“If the information and opinions made available in the marketplace of ideas come only from those with enough money to pay a steep price of admission, then all of those citizens whose opinions cannot be expressed in a meaningful way are in danger of learning they they are powerless as citizens and have no influence over the course of events in our democracy - and that their only appropriate posture is detachment, frustration, or anger.” (p. 250)
Along with this detachment from government comes a cynicism about reason and debate:
“When ideology is so often woven into the “facts” that are delivered in fully formed and self-contained packages, people naturally begin to develop some cynicism about what they are being told. When people are subjected to ubiquitous and unrelenting mass advertising, reason and logic often begin to seem like they are no more than handmaidens for the sophisticated sales force. And now that these same techniques dominate the political messages sent by candidates to voters, the integrity of our democracy has been placed under the same cloud of suspicion.” (p. 251)
It's easy to guess what Gore's proposed solution is before you get to the end of the book: the internet. The internet is the only media technology out there with the potential to compete with television for our attention, and it's advantage is that users don't have to just be passive absorbers of an extremely expensive message. The price of admission to the internet is low, and in some ways the internet resembles the raucous print culture of the 18th and 19th centuries. Gore's book is less about the assault on reason than it is about the assault on the reasoning process, and it is this process that the internet has the potential to renew. You may hate what I've written here, but you have the opportunity to reply in the comments (hopefully with more than just "you're an ass") where thousands (OK, on this site, just dozens) of people will read it. Just maybe, and there have been hints in the last few election cycles that this might actually work, people without access to big-media air time will be able to create a critical mass of public opinion on an issue that will make our representatives seriously worry the effect of inaction on their job security.
Gore's book should read by those who consider themselves principled conservatives, although the irrationally excessive hatred of the man that I've observed my conservative friends will probably keep many away.
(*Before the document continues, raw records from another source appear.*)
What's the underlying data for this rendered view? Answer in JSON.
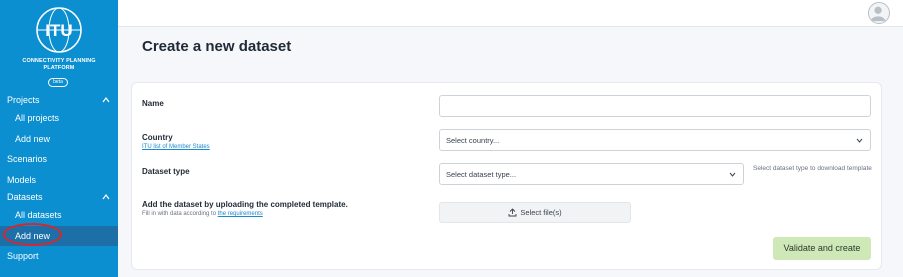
{
  "sidebar": {
    "logo_text": "ITU",
    "platform_name_line1": "CONNECTIVITY PLANNING",
    "platform_name_line2": "PLATFORM",
    "beta_badge": "beta",
    "items": [
      {
        "label": "Projects"
      },
      {
        "label": "All projects"
      },
      {
        "label": "Add new"
      },
      {
        "label": "Scenarios"
      },
      {
        "label": "Models"
      },
      {
        "label": "Datasets"
      },
      {
        "label": "All datasets"
      },
      {
        "label": "Add new"
      },
      {
        "label": "Support"
      }
    ],
    "highlight_color": "#d8262b"
  },
  "header": {
    "avatar_icon": "user-avatar-icon"
  },
  "page": {
    "title": "Create a new dataset"
  },
  "form": {
    "name_label": "Name",
    "name_value": "",
    "country_label": "Country",
    "country_link": "ITU list of Member States",
    "country_select": "Select country...",
    "dataset_type_label": "Dataset type",
    "dataset_type_select": "Select dataset type...",
    "dataset_type_hint": "Select dataset type to download template",
    "upload_label": "Add the dataset by uploading the completed template.",
    "upload_helper_prefix": "Fill in with data according to",
    "upload_helper_link": "the requirements",
    "upload_button": "Select file(s)",
    "submit_button": "Validate and create"
  },
  "colors": {
    "sidebar_bg": "#0b8fd0",
    "sidebar_active": "#1d6fa8",
    "submit_bg": "#cfe8b8",
    "link": "#1a8ad0"
  }
}
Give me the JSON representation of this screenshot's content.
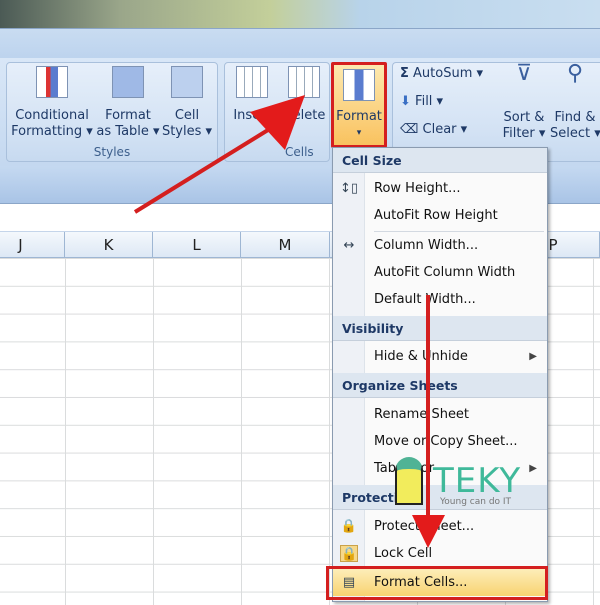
{
  "ribbon": {
    "styles": {
      "label": "Styles",
      "conditional": "Conditional\nFormatting ▾",
      "format_table": "Format\nas Table ▾",
      "cell_styles": "Cell\nStyles ▾"
    },
    "cells": {
      "label": "Cells",
      "insert": "Insert",
      "delete": "Delete",
      "format": "Format"
    },
    "editing": {
      "autosum": "AutoSum",
      "fill": "Fill",
      "clear": "Clear",
      "sort": "Sort &\nFilter ▾",
      "find": "Find &\nSelect ▾"
    }
  },
  "columns": [
    "J",
    "K",
    "L",
    "M",
    "P"
  ],
  "menu": {
    "sections": [
      {
        "header": "Cell Size",
        "items": [
          "Row Height...",
          "AutoFit Row Height",
          "Column Width...",
          "AutoFit Column Width",
          "Default Width..."
        ]
      },
      {
        "header": "Visibility",
        "items": [
          "Hide & Unhide"
        ]
      },
      {
        "header": "Organize Sheets",
        "items": [
          "Rename Sheet",
          "Move or Copy Sheet...",
          "Tab Color"
        ]
      },
      {
        "header": "Protection",
        "items": [
          "Protect Sheet...",
          "Lock Cell",
          "Format Cells..."
        ]
      }
    ]
  },
  "watermark": {
    "brand": "TEKY",
    "tagline": "Young can do IT"
  },
  "colors": {
    "highlight": "#d41f1f",
    "accent": "#1e3966"
  }
}
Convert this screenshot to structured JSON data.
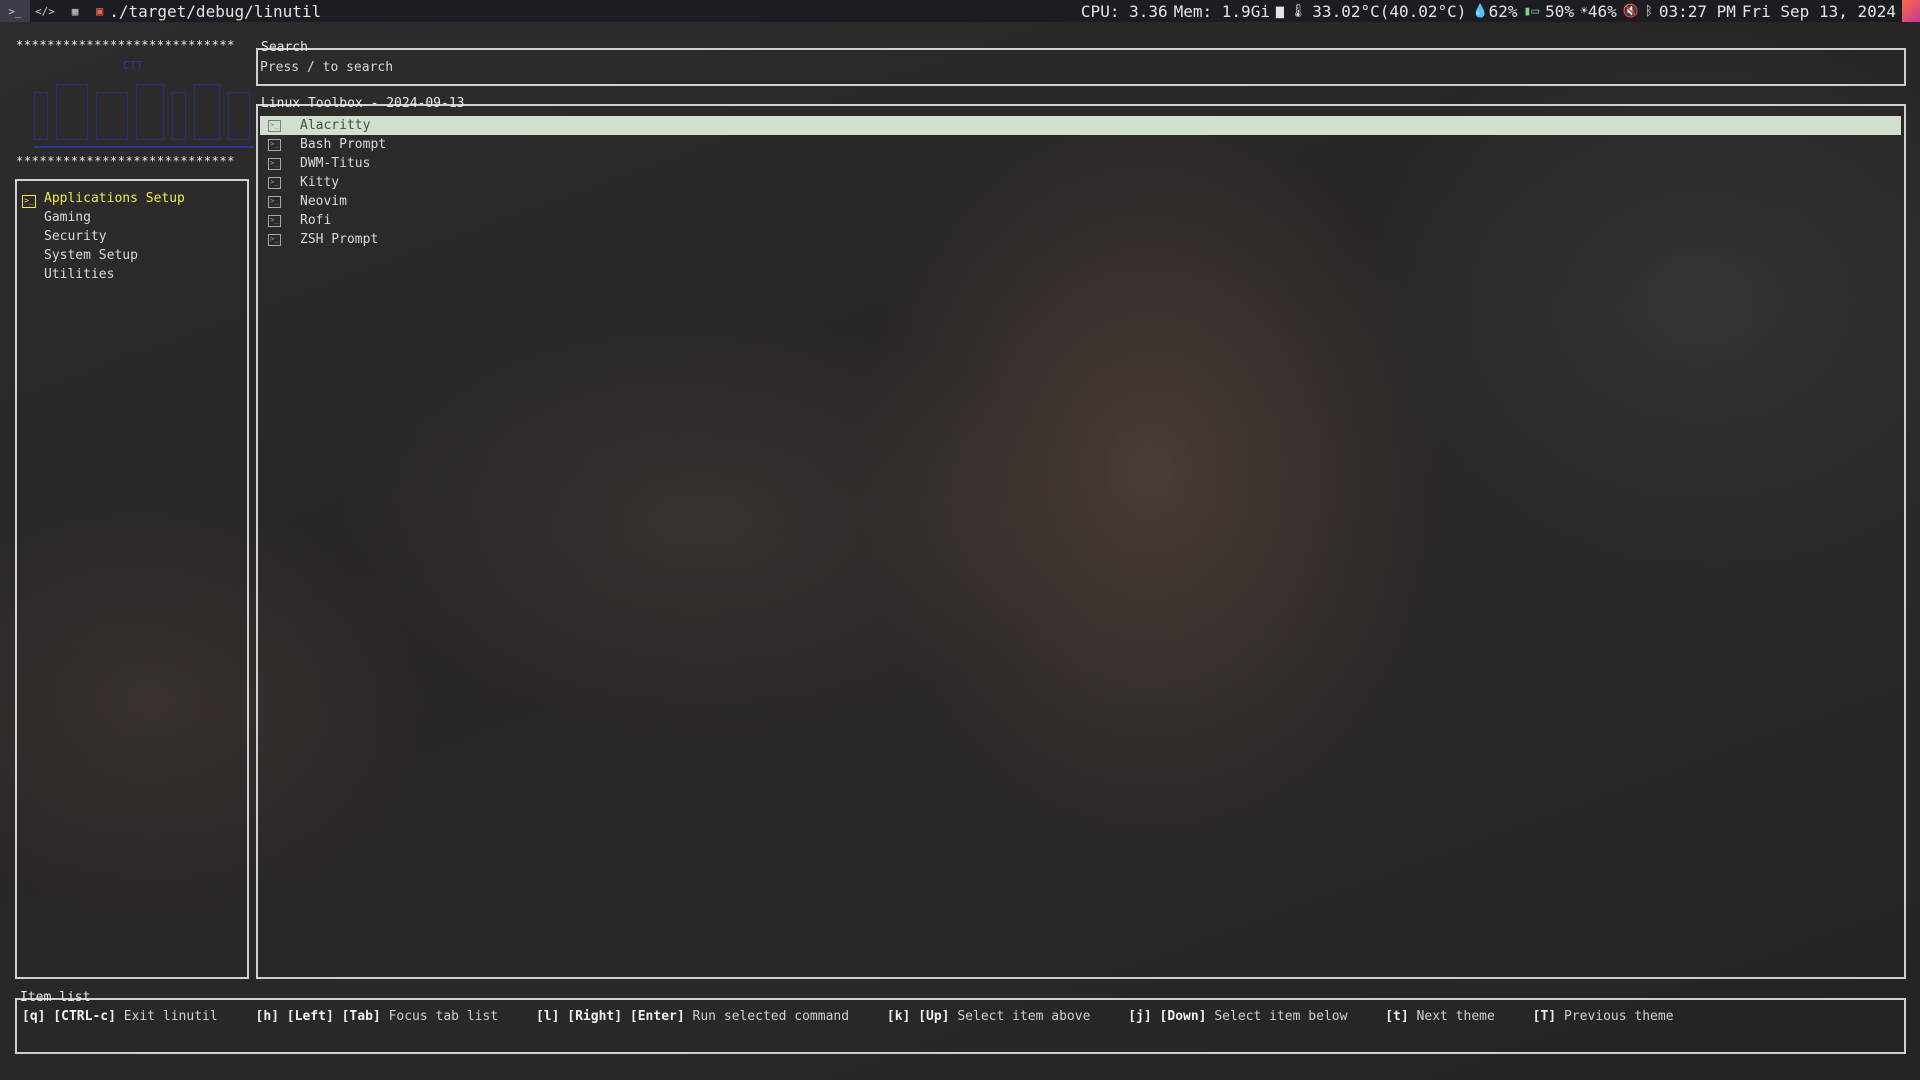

That's unfortunate, because he offers what should be common ground for people of both parties who believe our fundamental system of government should be preserved. Principled Republicans should recognize that the traditions and institutions their leaders are trashing have protected their party in other eras when the Democrats have been in power. We can argue about gun control, abortion, stem cells, military funding and whatever else, but if we can't agree that the First Amendment, the rule of law, and vigorous checks and balances among the three branches of the federal government are worth protecting, then we can't function any more as a coherent nation.